What is expected:
In the copy, include every entry exactly but none of the pictures.
^^^^
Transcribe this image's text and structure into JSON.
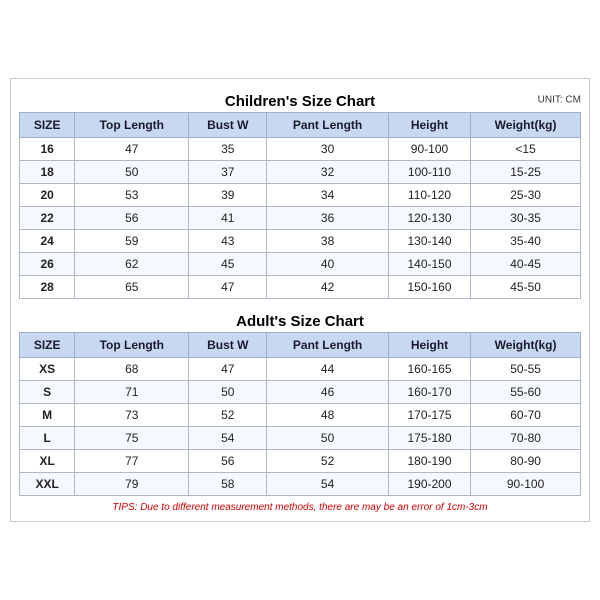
{
  "children_title": "Children's Size Chart",
  "adult_title": "Adult's Size Chart",
  "unit": "UNIT: CM",
  "headers": [
    "SIZE",
    "Top Length",
    "Bust W",
    "Pant Length",
    "Height",
    "Weight(kg)"
  ],
  "children_rows": [
    [
      "16",
      "47",
      "35",
      "30",
      "90-100",
      "<15"
    ],
    [
      "18",
      "50",
      "37",
      "32",
      "100-110",
      "15-25"
    ],
    [
      "20",
      "53",
      "39",
      "34",
      "110-120",
      "25-30"
    ],
    [
      "22",
      "56",
      "41",
      "36",
      "120-130",
      "30-35"
    ],
    [
      "24",
      "59",
      "43",
      "38",
      "130-140",
      "35-40"
    ],
    [
      "26",
      "62",
      "45",
      "40",
      "140-150",
      "40-45"
    ],
    [
      "28",
      "65",
      "47",
      "42",
      "150-160",
      "45-50"
    ]
  ],
  "adult_rows": [
    [
      "XS",
      "68",
      "47",
      "44",
      "160-165",
      "50-55"
    ],
    [
      "S",
      "71",
      "50",
      "46",
      "160-170",
      "55-60"
    ],
    [
      "M",
      "73",
      "52",
      "48",
      "170-175",
      "60-70"
    ],
    [
      "L",
      "75",
      "54",
      "50",
      "175-180",
      "70-80"
    ],
    [
      "XL",
      "77",
      "56",
      "52",
      "180-190",
      "80-90"
    ],
    [
      "XXL",
      "79",
      "58",
      "54",
      "190-200",
      "90-100"
    ]
  ],
  "tips": "TIPS: Due to different measurement methods, there are may be an error of 1cm-3cm"
}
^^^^
Exercise output:
Transcribe this image's text and structure into JSON.
{
  "children_title": "Children's Size Chart",
  "adult_title": "Adult's Size Chart",
  "unit": "UNIT: CM",
  "headers": [
    "SIZE",
    "Top Length",
    "Bust W",
    "Pant Length",
    "Height",
    "Weight(kg)"
  ],
  "children_rows": [
    [
      "16",
      "47",
      "35",
      "30",
      "90-100",
      "<15"
    ],
    [
      "18",
      "50",
      "37",
      "32",
      "100-110",
      "15-25"
    ],
    [
      "20",
      "53",
      "39",
      "34",
      "110-120",
      "25-30"
    ],
    [
      "22",
      "56",
      "41",
      "36",
      "120-130",
      "30-35"
    ],
    [
      "24",
      "59",
      "43",
      "38",
      "130-140",
      "35-40"
    ],
    [
      "26",
      "62",
      "45",
      "40",
      "140-150",
      "40-45"
    ],
    [
      "28",
      "65",
      "47",
      "42",
      "150-160",
      "45-50"
    ]
  ],
  "adult_rows": [
    [
      "XS",
      "68",
      "47",
      "44",
      "160-165",
      "50-55"
    ],
    [
      "S",
      "71",
      "50",
      "46",
      "160-170",
      "55-60"
    ],
    [
      "M",
      "73",
      "52",
      "48",
      "170-175",
      "60-70"
    ],
    [
      "L",
      "75",
      "54",
      "50",
      "175-180",
      "70-80"
    ],
    [
      "XL",
      "77",
      "56",
      "52",
      "180-190",
      "80-90"
    ],
    [
      "XXL",
      "79",
      "58",
      "54",
      "190-200",
      "90-100"
    ]
  ],
  "tips": "TIPS: Due to different measurement methods, there are may be an error of 1cm-3cm"
}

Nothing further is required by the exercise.